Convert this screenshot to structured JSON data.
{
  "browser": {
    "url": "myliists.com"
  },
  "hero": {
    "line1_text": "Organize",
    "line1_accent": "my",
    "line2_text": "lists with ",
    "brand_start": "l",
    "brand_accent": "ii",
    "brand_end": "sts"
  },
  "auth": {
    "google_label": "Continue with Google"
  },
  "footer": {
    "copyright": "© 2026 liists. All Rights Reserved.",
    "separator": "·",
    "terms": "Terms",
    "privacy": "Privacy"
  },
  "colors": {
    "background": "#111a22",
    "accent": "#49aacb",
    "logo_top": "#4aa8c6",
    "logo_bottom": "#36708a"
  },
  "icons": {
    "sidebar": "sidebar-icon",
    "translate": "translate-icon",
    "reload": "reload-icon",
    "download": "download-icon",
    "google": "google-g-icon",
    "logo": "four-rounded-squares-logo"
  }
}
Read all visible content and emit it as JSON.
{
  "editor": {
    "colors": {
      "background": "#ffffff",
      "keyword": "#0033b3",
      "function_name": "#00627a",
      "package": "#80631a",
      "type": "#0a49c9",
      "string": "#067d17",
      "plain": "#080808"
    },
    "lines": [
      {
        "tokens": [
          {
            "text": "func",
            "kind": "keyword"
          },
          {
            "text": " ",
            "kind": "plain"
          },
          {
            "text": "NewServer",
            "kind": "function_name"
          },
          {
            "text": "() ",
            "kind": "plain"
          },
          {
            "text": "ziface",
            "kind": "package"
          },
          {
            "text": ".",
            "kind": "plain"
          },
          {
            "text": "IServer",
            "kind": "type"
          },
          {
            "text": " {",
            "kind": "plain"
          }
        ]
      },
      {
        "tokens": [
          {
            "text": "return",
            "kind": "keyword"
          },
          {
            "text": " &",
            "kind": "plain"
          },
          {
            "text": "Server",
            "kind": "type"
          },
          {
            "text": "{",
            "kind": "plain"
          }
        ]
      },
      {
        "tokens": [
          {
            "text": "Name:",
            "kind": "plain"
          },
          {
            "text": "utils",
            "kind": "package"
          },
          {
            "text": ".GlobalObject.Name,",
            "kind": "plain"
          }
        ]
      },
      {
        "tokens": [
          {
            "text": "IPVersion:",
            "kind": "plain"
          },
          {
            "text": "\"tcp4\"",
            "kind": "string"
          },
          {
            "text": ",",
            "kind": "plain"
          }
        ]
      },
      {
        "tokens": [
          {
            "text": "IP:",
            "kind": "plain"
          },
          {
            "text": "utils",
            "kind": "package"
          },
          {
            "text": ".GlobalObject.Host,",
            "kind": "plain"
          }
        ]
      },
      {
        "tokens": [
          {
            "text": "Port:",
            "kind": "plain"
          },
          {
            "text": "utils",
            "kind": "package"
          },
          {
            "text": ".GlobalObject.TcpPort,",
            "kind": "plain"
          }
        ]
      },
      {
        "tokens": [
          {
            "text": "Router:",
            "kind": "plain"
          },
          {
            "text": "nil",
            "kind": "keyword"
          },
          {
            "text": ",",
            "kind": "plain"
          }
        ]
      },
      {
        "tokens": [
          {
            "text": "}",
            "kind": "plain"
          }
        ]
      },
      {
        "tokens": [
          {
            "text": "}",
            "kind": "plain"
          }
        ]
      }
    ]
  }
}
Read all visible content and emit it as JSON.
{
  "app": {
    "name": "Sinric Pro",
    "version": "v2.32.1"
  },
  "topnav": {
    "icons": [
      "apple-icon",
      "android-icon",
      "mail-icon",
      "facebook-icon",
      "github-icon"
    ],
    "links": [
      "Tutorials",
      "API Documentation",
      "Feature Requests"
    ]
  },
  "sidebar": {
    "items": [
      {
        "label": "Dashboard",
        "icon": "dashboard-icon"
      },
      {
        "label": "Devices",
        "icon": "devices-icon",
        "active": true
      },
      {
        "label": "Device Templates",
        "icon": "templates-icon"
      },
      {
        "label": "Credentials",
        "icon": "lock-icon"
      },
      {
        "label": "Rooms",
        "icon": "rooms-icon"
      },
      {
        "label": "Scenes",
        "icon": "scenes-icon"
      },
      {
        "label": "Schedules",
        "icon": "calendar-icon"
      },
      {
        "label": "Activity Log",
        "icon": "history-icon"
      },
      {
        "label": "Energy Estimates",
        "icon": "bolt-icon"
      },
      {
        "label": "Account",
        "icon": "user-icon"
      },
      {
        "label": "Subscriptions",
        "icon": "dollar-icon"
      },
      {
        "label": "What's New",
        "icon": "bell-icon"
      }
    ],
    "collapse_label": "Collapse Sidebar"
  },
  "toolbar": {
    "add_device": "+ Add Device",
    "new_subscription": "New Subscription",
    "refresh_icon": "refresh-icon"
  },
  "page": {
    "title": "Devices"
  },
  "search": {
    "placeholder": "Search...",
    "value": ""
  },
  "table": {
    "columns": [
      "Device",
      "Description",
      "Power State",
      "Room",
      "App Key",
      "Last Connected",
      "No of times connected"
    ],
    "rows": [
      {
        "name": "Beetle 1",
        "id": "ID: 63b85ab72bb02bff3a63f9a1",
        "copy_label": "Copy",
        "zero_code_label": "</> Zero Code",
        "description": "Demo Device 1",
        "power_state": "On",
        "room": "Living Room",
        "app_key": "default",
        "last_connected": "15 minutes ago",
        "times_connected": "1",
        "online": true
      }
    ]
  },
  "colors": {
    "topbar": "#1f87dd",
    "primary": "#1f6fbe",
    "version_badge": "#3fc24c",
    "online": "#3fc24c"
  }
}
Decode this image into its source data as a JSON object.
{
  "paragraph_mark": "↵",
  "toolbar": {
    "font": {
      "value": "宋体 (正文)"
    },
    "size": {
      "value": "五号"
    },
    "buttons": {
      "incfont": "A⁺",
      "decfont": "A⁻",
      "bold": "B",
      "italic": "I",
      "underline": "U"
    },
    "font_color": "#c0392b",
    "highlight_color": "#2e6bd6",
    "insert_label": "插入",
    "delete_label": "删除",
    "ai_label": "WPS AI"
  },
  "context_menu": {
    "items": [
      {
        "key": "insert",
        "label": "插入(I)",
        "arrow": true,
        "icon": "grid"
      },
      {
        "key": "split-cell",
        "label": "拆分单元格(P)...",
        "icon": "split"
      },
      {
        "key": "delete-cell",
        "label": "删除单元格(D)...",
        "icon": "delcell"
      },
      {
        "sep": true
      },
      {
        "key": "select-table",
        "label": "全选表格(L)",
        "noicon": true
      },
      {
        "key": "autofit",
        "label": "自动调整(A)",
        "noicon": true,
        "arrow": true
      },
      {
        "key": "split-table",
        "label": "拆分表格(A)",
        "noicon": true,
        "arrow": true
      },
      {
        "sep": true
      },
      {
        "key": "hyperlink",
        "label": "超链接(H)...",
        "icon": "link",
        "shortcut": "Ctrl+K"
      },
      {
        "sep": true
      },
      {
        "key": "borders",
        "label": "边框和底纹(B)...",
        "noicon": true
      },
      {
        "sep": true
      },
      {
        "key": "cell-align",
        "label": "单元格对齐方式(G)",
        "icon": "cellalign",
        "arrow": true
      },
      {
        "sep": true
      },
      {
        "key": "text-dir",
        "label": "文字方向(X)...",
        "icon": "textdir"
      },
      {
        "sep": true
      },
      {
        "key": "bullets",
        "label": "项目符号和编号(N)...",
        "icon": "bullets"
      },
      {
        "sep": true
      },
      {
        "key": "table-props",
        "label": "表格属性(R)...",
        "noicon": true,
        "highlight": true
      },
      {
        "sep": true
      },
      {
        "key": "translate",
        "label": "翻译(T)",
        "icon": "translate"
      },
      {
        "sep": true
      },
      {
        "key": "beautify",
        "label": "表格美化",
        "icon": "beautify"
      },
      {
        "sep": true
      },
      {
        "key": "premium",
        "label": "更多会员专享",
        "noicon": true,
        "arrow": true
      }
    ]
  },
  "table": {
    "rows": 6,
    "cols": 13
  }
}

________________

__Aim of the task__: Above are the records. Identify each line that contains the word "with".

__Output for this exercise__:
    "line2_text": "lists with ",
    "google_label": "Continue with Google"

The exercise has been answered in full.